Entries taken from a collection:
+ + + + + + +

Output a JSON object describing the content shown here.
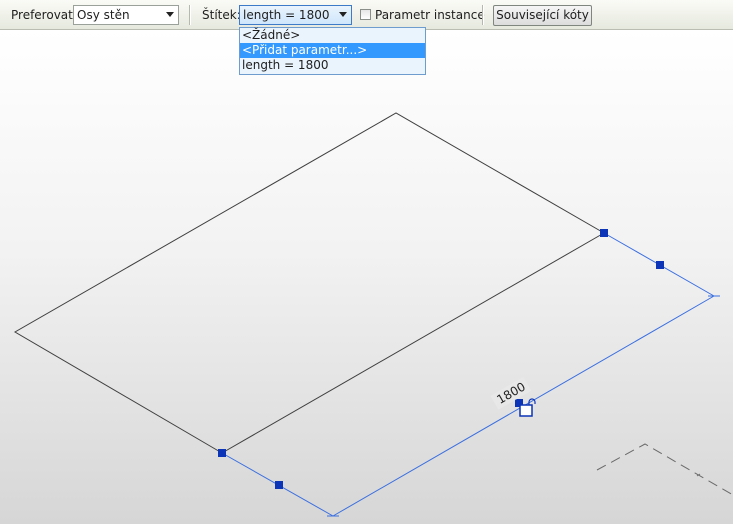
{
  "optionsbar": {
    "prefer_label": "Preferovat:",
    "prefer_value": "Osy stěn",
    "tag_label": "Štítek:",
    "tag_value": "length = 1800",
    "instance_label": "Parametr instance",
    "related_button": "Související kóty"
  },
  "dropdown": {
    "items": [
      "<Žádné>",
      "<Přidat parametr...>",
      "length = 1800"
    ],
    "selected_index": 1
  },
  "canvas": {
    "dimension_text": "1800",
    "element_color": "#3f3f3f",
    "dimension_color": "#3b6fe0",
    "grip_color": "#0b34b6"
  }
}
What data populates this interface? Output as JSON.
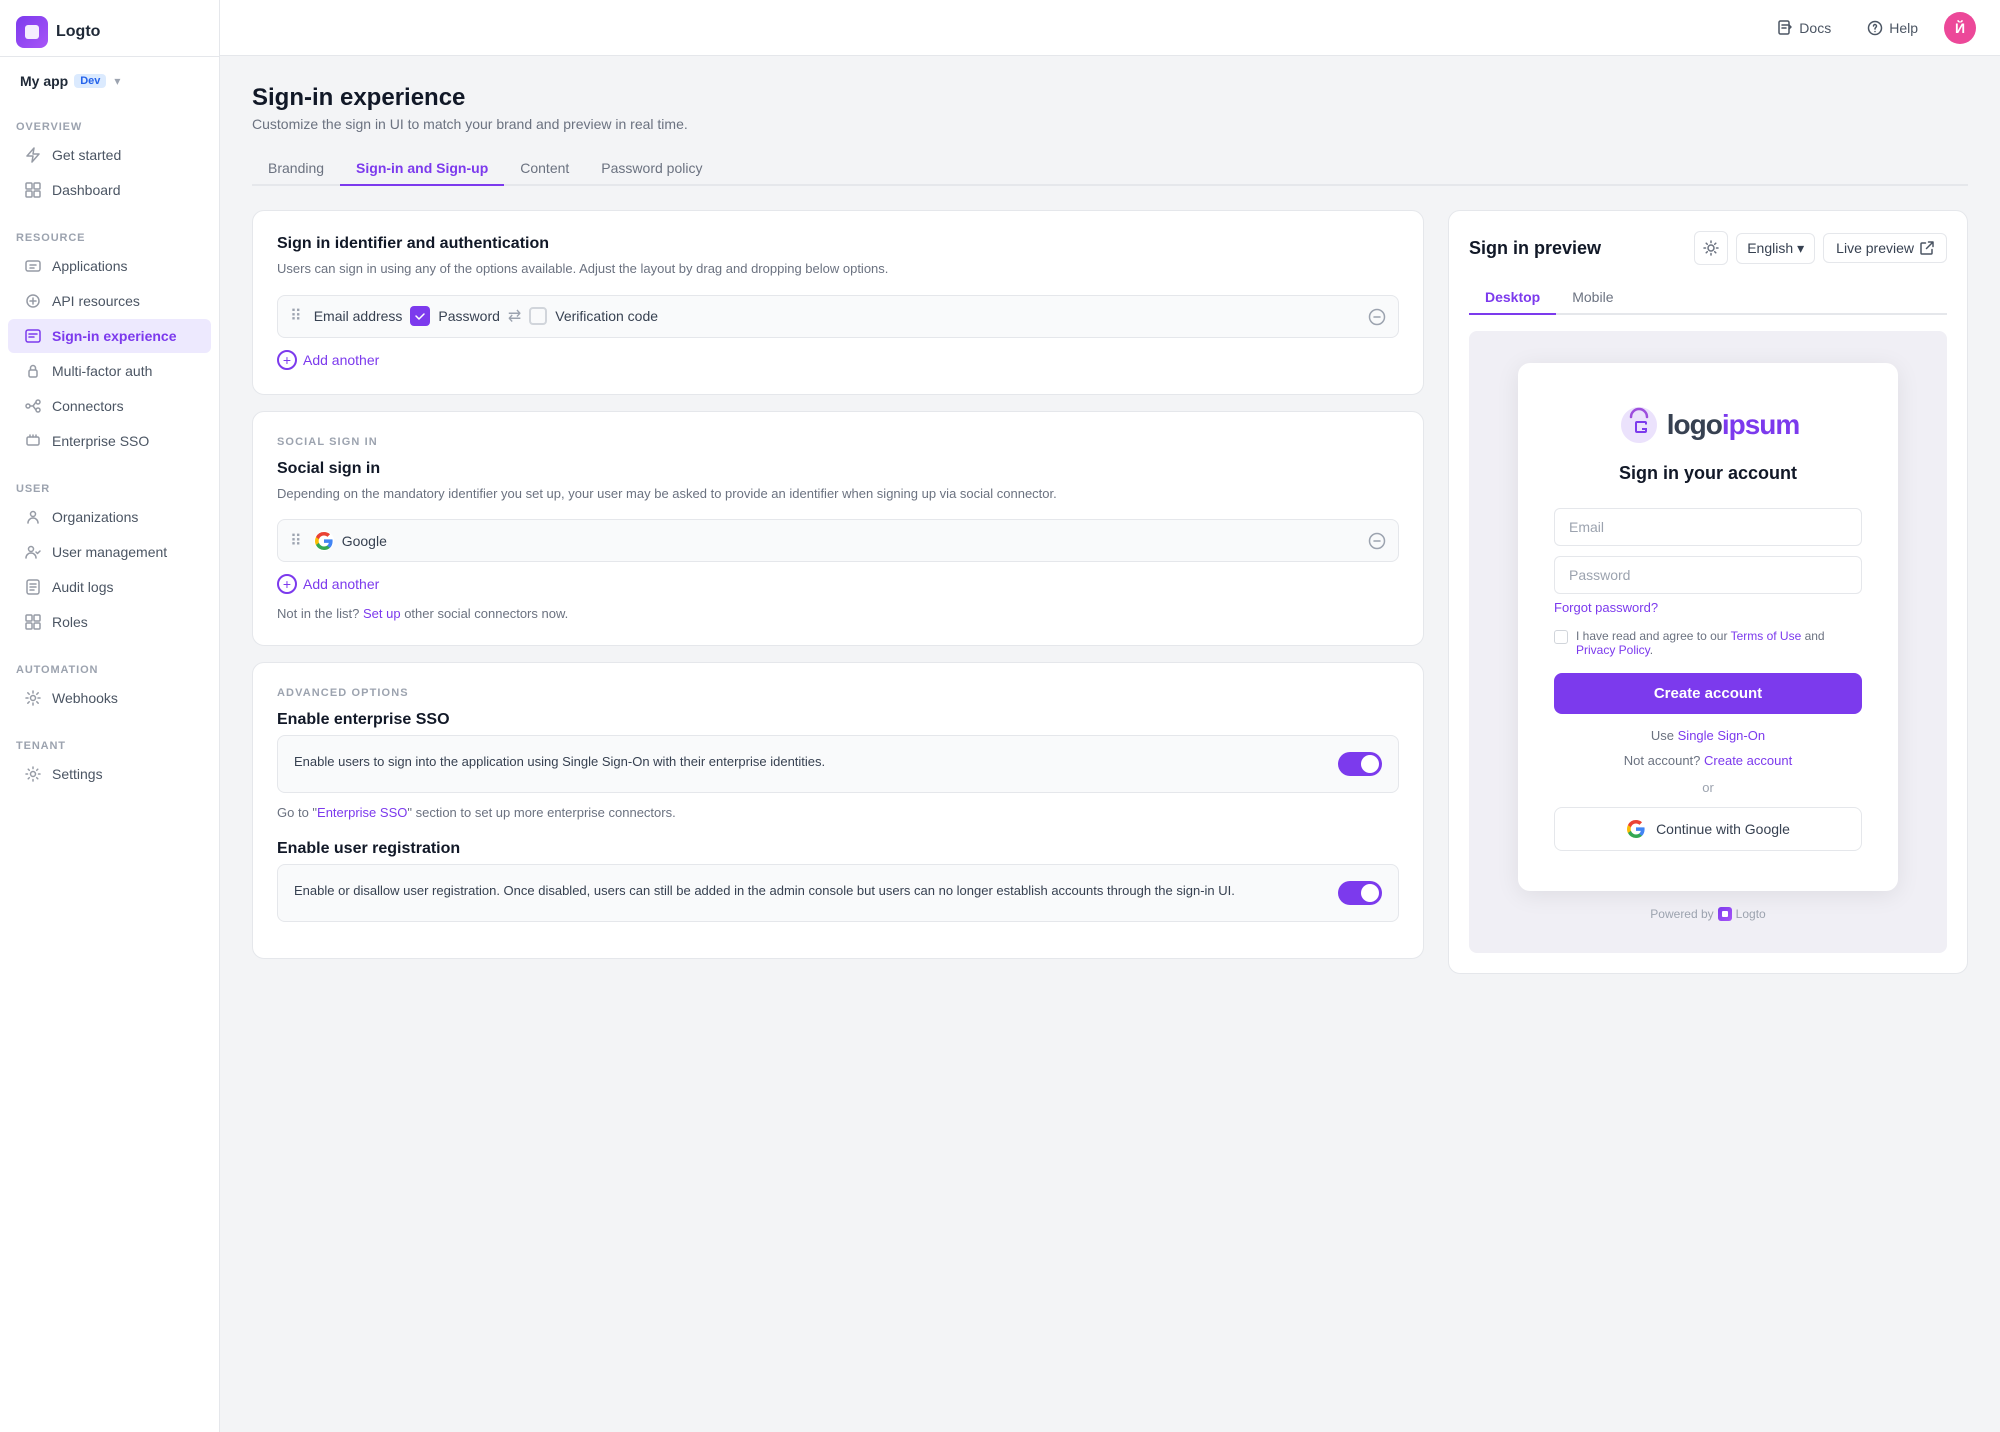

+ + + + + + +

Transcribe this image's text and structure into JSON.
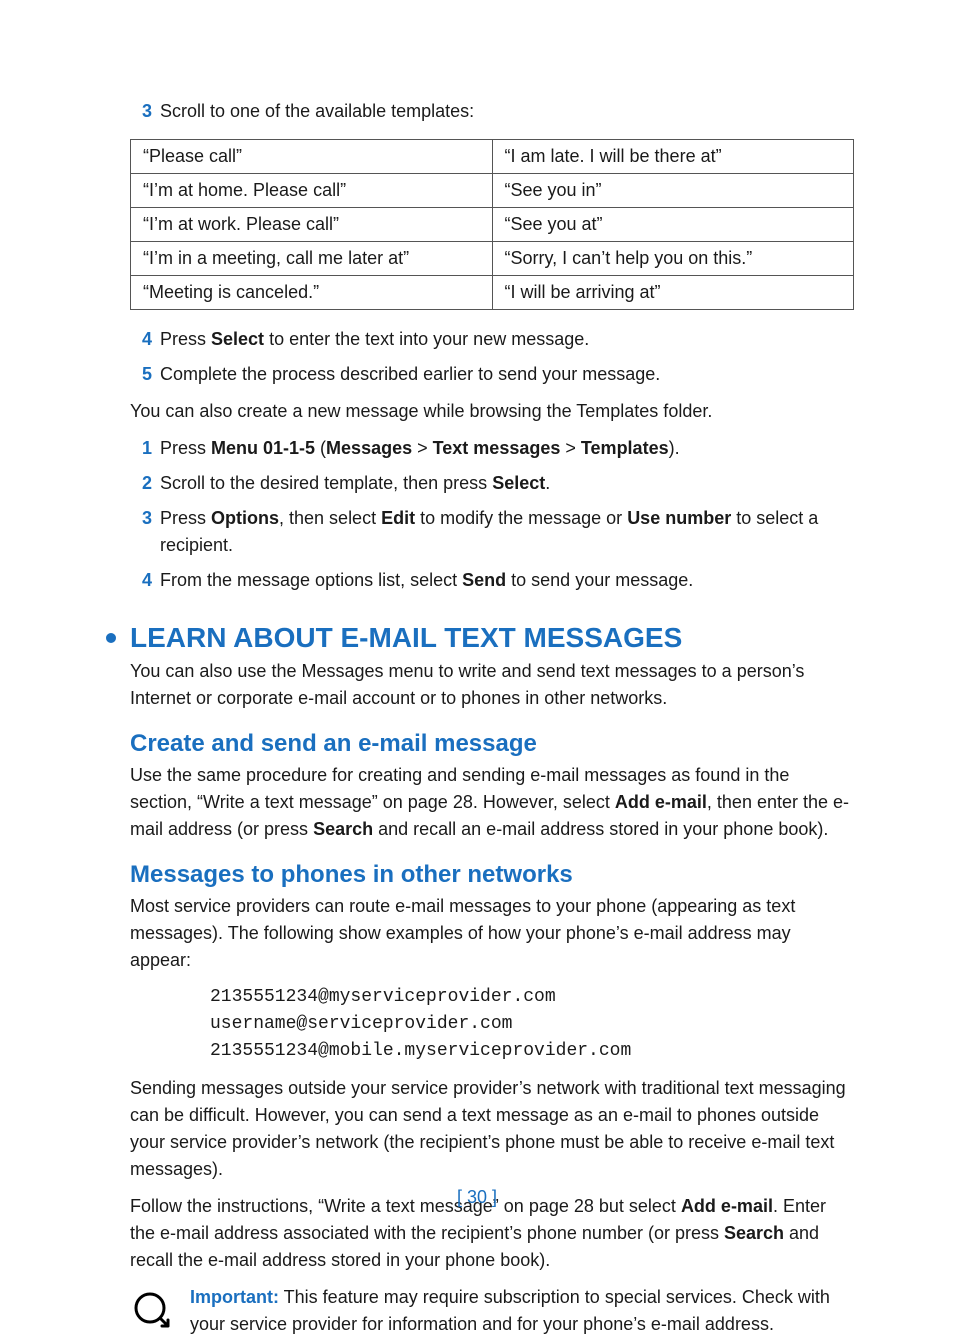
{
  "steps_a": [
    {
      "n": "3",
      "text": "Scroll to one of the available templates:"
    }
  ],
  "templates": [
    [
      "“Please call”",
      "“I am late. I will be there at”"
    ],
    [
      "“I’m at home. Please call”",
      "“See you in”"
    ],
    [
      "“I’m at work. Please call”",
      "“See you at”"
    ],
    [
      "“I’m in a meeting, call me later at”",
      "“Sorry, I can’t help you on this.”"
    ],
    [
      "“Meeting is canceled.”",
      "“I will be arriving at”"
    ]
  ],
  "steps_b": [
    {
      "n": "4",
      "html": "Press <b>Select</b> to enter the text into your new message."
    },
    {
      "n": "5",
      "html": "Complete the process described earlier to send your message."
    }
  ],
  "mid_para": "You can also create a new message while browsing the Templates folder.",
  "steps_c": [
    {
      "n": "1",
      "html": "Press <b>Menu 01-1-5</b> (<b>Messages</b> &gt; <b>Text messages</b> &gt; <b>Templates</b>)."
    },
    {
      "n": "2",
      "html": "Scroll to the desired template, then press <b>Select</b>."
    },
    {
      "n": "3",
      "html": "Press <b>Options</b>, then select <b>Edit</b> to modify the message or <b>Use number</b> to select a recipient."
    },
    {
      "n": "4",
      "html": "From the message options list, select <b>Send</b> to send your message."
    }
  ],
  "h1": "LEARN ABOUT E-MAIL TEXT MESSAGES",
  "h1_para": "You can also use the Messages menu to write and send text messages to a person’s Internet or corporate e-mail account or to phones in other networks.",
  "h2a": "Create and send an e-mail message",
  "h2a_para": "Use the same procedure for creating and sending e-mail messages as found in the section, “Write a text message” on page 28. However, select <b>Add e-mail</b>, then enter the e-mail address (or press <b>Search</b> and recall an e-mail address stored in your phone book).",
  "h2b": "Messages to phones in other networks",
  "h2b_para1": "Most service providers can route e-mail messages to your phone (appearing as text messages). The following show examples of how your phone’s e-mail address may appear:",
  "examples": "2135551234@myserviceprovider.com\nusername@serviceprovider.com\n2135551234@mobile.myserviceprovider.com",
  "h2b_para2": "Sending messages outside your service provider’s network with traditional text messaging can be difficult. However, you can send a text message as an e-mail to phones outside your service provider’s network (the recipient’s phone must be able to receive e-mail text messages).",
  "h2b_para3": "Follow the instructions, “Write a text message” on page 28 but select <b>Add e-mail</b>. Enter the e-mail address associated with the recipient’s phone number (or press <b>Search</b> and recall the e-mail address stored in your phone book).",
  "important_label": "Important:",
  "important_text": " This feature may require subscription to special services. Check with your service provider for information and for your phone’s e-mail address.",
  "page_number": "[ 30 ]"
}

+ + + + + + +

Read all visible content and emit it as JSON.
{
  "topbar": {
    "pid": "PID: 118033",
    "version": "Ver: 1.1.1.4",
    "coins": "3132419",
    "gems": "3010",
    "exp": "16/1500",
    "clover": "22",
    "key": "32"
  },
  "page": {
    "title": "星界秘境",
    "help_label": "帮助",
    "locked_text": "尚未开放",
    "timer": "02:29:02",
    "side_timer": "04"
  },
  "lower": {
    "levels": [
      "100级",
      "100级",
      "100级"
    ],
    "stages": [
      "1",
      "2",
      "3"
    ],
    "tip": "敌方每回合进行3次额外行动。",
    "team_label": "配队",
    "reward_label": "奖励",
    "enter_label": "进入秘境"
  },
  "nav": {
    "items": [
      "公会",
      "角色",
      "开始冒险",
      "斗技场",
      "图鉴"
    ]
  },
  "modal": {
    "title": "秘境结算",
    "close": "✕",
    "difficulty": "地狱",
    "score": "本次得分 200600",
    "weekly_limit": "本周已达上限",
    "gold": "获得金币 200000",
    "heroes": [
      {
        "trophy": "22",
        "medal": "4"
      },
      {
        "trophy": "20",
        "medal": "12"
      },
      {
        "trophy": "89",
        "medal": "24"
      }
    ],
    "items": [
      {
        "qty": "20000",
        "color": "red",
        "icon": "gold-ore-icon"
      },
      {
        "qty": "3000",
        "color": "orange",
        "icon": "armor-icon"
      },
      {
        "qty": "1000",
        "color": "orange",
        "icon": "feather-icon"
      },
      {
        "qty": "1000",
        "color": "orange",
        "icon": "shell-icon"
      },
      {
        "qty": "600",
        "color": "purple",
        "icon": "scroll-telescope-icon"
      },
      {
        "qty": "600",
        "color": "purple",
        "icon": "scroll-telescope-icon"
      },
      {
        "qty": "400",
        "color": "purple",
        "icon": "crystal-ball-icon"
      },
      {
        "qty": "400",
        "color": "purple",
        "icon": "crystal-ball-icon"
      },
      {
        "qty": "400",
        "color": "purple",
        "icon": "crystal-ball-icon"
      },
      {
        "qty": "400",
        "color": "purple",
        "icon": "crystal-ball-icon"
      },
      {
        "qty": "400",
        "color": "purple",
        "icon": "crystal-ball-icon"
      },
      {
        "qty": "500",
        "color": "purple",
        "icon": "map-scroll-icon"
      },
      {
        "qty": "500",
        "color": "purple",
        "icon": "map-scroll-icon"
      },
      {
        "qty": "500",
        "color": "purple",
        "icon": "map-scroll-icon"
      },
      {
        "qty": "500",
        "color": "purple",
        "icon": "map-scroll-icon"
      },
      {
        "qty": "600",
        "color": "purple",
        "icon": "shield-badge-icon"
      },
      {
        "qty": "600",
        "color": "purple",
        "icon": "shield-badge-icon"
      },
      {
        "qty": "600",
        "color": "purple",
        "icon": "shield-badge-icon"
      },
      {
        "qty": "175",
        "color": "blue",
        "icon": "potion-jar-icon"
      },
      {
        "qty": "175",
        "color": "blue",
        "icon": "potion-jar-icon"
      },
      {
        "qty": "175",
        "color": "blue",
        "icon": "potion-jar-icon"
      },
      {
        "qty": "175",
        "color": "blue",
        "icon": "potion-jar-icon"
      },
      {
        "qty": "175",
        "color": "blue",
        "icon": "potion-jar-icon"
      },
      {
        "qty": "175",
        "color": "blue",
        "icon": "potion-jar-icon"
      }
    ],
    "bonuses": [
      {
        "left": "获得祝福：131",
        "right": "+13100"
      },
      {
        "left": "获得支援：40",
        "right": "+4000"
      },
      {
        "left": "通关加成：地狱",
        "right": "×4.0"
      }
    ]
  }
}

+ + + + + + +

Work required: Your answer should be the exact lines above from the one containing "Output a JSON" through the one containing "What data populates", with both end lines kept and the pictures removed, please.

Task response:
Output a JSON object describing the content shown here.
{
  "optionsbar": {
    "prefer_label": "Preferovat:",
    "prefer_value": "Osy stěn",
    "tag_label": "Štítek:",
    "tag_value": "length = 1800",
    "instance_label": "Parametr instance",
    "related_button": "Související kóty"
  },
  "dropdown": {
    "items": [
      "<Žádné>",
      "<Přidat parametr...>",
      "length = 1800"
    ],
    "selected_index": 1
  },
  "canvas": {
    "dimension_text": "1800",
    "element_color": "#3f3f3f",
    "dimension_color": "#3b6fe0",
    "grip_color": "#0b34b6"
  }
}
What data populates this interface? Output as JSON.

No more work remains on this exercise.